== Web page and app entries ==
______

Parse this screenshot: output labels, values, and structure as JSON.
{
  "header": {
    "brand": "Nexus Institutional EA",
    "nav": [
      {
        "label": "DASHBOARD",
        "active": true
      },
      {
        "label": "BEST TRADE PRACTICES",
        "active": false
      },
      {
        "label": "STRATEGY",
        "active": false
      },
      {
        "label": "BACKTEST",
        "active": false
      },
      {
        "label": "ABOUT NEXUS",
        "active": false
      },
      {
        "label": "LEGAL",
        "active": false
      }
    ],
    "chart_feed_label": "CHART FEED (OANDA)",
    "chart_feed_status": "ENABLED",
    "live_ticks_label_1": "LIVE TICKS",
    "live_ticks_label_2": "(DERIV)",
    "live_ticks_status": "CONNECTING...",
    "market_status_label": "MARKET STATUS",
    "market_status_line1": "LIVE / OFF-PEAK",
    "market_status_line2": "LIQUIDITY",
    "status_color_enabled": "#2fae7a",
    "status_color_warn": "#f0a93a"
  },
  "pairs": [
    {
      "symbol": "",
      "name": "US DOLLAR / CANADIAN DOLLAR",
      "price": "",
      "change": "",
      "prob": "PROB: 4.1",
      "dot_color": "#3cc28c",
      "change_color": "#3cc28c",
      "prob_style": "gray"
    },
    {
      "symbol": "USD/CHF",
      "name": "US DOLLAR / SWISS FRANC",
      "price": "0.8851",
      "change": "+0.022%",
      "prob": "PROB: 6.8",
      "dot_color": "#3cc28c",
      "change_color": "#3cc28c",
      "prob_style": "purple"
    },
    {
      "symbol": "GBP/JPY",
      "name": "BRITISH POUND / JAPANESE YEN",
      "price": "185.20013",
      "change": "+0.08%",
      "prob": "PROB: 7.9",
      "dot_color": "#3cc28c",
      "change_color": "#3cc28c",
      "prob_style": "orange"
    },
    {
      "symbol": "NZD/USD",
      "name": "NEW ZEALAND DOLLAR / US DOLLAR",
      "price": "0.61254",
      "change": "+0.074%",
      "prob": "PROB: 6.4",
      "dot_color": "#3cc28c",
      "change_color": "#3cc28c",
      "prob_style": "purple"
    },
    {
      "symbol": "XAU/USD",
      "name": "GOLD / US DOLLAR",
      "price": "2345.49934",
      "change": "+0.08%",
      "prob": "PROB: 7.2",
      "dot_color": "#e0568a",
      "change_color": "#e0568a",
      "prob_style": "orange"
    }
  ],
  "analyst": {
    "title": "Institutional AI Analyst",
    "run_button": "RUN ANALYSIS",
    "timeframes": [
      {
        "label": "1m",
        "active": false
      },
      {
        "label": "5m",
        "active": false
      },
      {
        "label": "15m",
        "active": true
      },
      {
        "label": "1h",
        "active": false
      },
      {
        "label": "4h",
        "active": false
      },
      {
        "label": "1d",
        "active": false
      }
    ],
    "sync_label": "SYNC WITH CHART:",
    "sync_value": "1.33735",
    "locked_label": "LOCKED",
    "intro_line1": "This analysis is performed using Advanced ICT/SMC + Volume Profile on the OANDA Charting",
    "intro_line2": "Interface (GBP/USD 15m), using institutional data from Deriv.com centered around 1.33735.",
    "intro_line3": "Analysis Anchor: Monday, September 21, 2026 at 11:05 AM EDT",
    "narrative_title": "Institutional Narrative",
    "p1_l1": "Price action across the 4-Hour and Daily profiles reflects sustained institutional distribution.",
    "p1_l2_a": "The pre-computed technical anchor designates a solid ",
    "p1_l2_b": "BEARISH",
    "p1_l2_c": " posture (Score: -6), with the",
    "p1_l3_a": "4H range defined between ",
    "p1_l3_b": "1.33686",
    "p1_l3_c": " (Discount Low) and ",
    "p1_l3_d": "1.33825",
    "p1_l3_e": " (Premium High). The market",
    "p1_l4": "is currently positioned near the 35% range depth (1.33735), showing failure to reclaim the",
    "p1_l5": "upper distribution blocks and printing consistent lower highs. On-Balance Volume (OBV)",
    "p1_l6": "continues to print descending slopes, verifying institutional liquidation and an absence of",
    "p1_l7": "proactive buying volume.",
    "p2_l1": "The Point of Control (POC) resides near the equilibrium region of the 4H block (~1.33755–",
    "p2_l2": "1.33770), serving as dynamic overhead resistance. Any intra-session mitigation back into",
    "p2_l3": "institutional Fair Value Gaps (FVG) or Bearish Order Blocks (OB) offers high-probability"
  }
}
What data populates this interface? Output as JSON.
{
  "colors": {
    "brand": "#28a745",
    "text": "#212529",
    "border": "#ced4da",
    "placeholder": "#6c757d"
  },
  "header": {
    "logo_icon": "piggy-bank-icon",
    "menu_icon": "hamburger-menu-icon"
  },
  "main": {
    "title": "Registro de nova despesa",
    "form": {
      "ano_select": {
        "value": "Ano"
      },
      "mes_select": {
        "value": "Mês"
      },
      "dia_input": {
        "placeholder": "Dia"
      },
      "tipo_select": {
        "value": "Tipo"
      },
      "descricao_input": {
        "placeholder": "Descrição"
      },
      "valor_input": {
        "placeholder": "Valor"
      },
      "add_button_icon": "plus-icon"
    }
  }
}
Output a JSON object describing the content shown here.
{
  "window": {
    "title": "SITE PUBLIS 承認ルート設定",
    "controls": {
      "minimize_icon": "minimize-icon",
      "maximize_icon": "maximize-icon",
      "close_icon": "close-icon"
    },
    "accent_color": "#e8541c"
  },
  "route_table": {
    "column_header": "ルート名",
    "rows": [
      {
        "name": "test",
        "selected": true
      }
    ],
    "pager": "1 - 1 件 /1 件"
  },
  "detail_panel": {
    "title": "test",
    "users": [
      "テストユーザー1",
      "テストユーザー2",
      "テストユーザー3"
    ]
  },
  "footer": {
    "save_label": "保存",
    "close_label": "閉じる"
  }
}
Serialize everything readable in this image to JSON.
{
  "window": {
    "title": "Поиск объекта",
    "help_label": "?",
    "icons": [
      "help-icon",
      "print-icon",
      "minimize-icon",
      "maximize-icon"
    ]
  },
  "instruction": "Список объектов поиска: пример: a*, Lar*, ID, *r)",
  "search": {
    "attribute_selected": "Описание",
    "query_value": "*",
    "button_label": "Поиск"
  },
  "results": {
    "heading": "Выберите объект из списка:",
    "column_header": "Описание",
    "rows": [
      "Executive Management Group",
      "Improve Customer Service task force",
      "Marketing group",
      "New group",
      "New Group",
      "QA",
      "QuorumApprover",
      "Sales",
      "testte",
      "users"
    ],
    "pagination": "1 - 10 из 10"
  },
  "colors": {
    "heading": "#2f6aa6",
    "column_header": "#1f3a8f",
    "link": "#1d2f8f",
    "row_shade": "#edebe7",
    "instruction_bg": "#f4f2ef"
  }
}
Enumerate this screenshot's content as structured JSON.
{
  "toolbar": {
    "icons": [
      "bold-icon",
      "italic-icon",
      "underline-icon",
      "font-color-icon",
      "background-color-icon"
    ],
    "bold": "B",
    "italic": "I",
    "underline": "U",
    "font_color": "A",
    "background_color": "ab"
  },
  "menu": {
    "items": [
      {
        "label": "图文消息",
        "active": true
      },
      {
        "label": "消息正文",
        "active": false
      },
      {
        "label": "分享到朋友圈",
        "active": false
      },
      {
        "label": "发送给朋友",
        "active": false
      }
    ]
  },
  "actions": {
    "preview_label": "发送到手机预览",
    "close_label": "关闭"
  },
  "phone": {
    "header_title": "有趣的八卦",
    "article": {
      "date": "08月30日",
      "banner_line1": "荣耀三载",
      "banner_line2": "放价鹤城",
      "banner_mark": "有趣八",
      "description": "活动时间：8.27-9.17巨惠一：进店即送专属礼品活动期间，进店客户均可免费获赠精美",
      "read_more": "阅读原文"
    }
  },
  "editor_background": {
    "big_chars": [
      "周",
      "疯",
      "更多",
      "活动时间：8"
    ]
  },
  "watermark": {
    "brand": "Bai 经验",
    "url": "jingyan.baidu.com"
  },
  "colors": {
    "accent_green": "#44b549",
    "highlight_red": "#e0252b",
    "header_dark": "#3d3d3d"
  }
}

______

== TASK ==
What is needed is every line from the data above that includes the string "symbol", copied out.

== ANSWER TO THIS PROBLEM ==
      "symbol": "",
      "symbol": "USD/CHF",
      "symbol": "GBP/JPY",
      "symbol": "NZD/USD",
      "symbol": "XAU/USD",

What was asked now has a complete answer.